WHAT THE EXERCISE ASKS:
Wherever a line holds the word "Dinner", copy that line from the data.

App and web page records
<<<<
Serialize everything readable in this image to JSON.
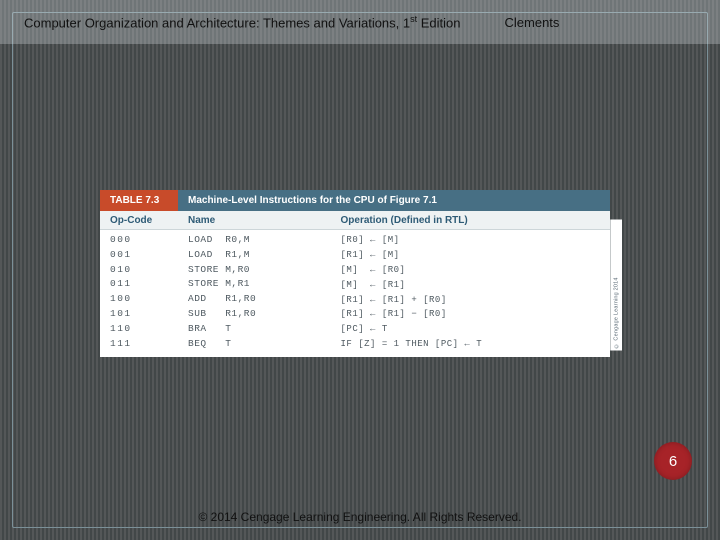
{
  "header": {
    "title_prefix": "Computer Organization and Architecture: Themes and Variations, 1",
    "title_super": "st",
    "title_suffix": " Edition",
    "author": "Clements"
  },
  "table": {
    "number": "TABLE 7.3",
    "caption": "Machine-Level Instructions for the CPU of Figure 7.1",
    "columns": {
      "opcode": "Op-Code",
      "name": "Name",
      "operation": "Operation (Defined in RTL)"
    },
    "rows": [
      {
        "opcode": "000",
        "name": "LOAD  R0,M",
        "rtl": "[R0] ← [M]"
      },
      {
        "opcode": "001",
        "name": "LOAD  R1,M",
        "rtl": "[R1] ← [M]"
      },
      {
        "opcode": "010",
        "name": "STORE M,R0",
        "rtl": "[M]  ← [R0]"
      },
      {
        "opcode": "011",
        "name": "STORE M,R1",
        "rtl": "[M]  ← [R1]"
      },
      {
        "opcode": "100",
        "name": "ADD   R1,R0",
        "rtl": "[R1] ← [R1] + [R0]"
      },
      {
        "opcode": "101",
        "name": "SUB   R1,R0",
        "rtl": "[R1] ← [R1] − [R0]"
      },
      {
        "opcode": "110",
        "name": "BRA   T",
        "rtl": "[PC] ← T"
      },
      {
        "opcode": "111",
        "name": "BEQ   T",
        "rtl": "IF [Z] = 1 THEN [PC] ← T"
      }
    ],
    "side_credit": "© Cengage Learning 2014"
  },
  "page_number": "6",
  "footer": "© 2014 Cengage Learning Engineering. All Rights Reserved."
}
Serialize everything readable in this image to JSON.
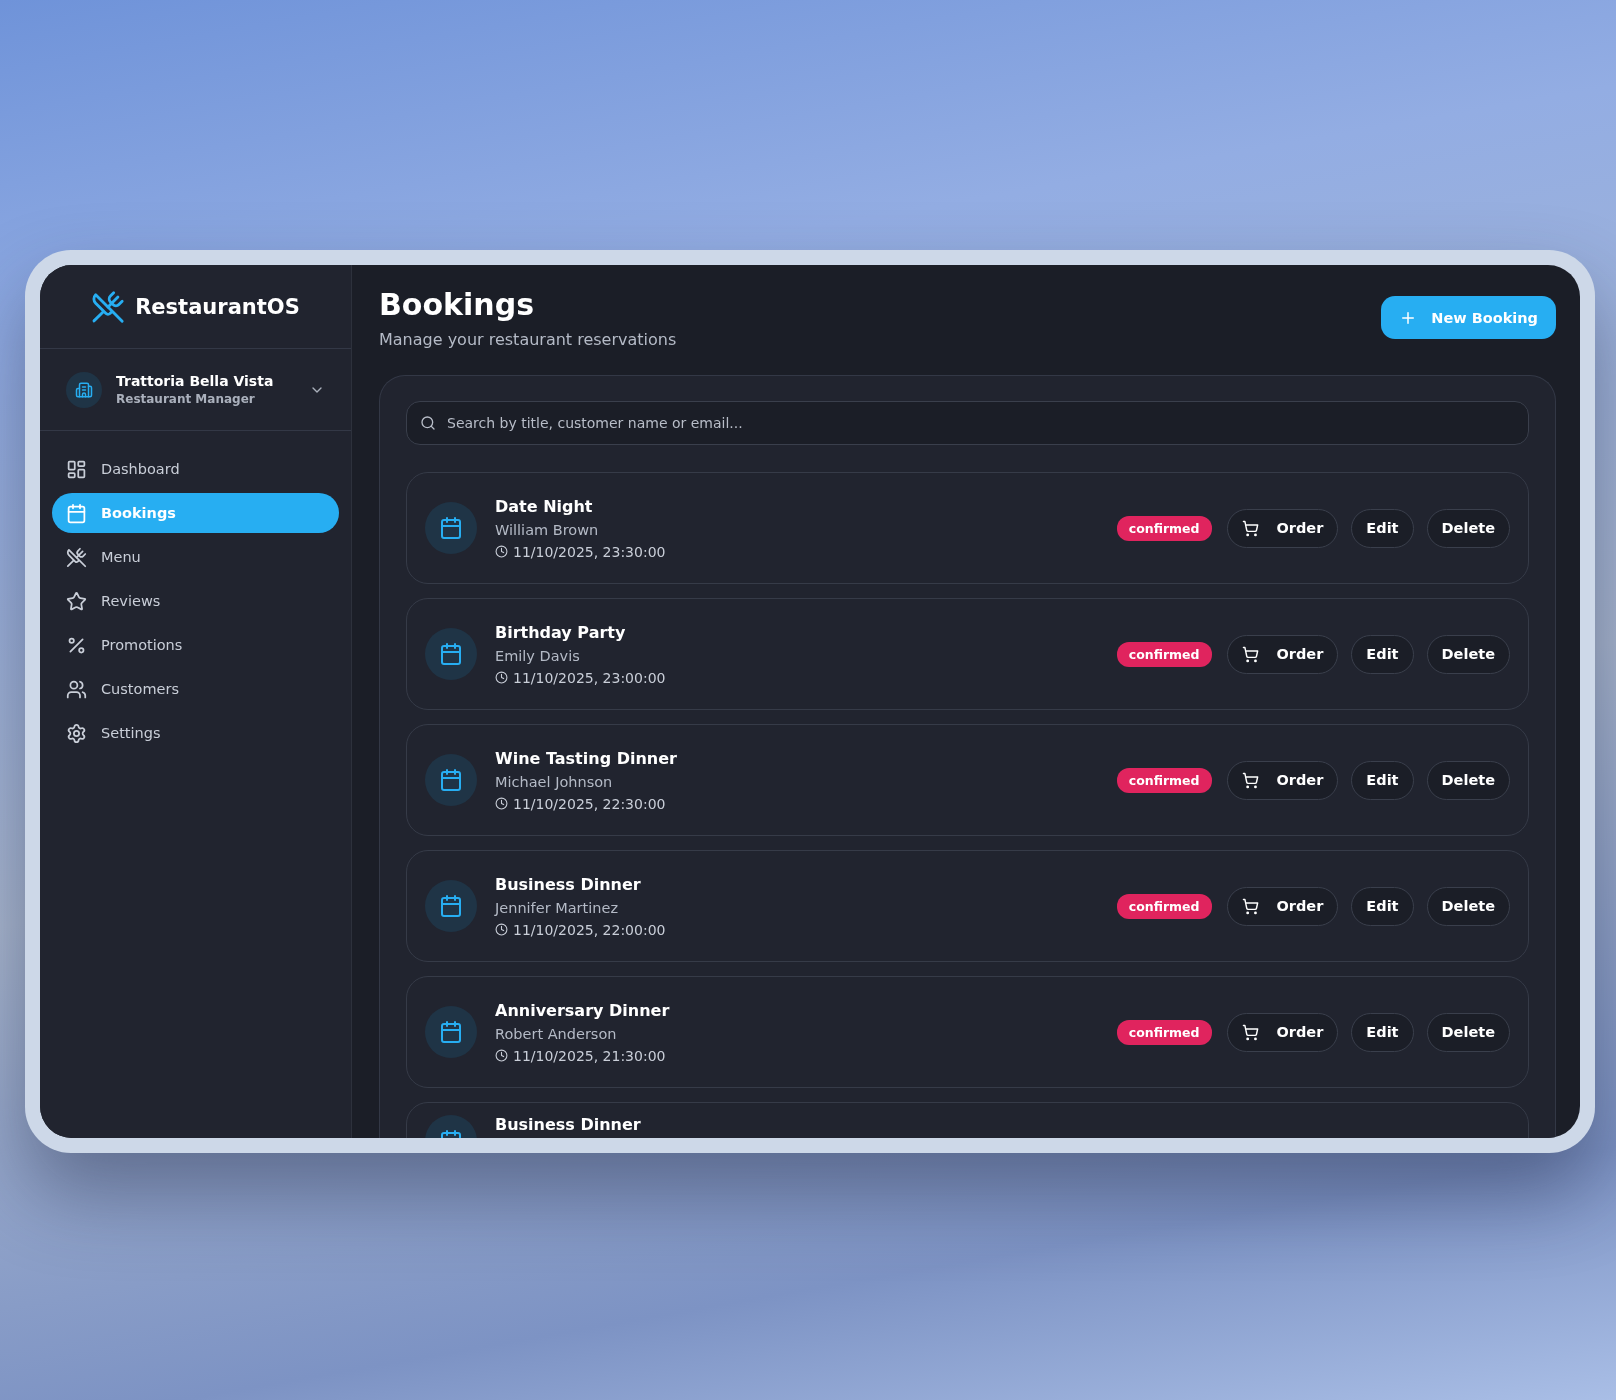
{
  "brand": {
    "name": "RestaurantOS"
  },
  "restaurant": {
    "name": "Trattoria Bella Vista",
    "role": "Restaurant Manager"
  },
  "nav": [
    {
      "label": "Dashboard",
      "selected": false
    },
    {
      "label": "Bookings",
      "selected": true
    },
    {
      "label": "Menu",
      "selected": false
    },
    {
      "label": "Reviews",
      "selected": false
    },
    {
      "label": "Promotions",
      "selected": false
    },
    {
      "label": "Customers",
      "selected": false
    },
    {
      "label": "Settings",
      "selected": false
    }
  ],
  "header": {
    "title": "Bookings",
    "subtitle": "Manage your restaurant reservations",
    "new_button": "New Booking"
  },
  "search": {
    "placeholder": "Search by title, customer name or email..."
  },
  "bookings": [
    {
      "title": "Date Night",
      "customer": "William Brown",
      "time": "11/10/2025, 23:30:00",
      "status": "confirmed",
      "actions": [
        {
          "label": "Order",
          "kind": "order"
        },
        {
          "label": "Edit",
          "kind": "plain"
        },
        {
          "label": "Delete",
          "kind": "plain"
        }
      ]
    },
    {
      "title": "Birthday Party",
      "customer": "Emily Davis",
      "time": "11/10/2025, 23:00:00",
      "status": "confirmed",
      "actions": [
        {
          "label": "Order",
          "kind": "order"
        },
        {
          "label": "Edit",
          "kind": "plain"
        },
        {
          "label": "Delete",
          "kind": "plain"
        }
      ]
    },
    {
      "title": "Wine Tasting Dinner",
      "customer": "Michael Johnson",
      "time": "11/10/2025, 22:30:00",
      "status": "confirmed",
      "actions": [
        {
          "label": "Order",
          "kind": "order"
        },
        {
          "label": "Edit",
          "kind": "plain"
        },
        {
          "label": "Delete",
          "kind": "plain"
        }
      ]
    },
    {
      "title": "Business Dinner",
      "customer": "Jennifer Martinez",
      "time": "11/10/2025, 22:00:00",
      "status": "confirmed",
      "actions": [
        {
          "label": "Order",
          "kind": "order"
        },
        {
          "label": "Edit",
          "kind": "plain"
        },
        {
          "label": "Delete",
          "kind": "plain"
        }
      ]
    },
    {
      "title": "Anniversary Dinner",
      "customer": "Robert Anderson",
      "time": "11/10/2025, 21:30:00",
      "status": "confirmed",
      "actions": [
        {
          "label": "Order",
          "kind": "order"
        },
        {
          "label": "Edit",
          "kind": "plain"
        },
        {
          "label": "Delete",
          "kind": "plain"
        }
      ]
    },
    {
      "title": "Business Dinner"
    }
  ]
}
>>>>
TASK OUTPUT:
      "title": "Wine Tasting Dinner",
      "title": "Business Dinner",
      "title": "Anniversary Dinner",
      "title": "Business Dinner"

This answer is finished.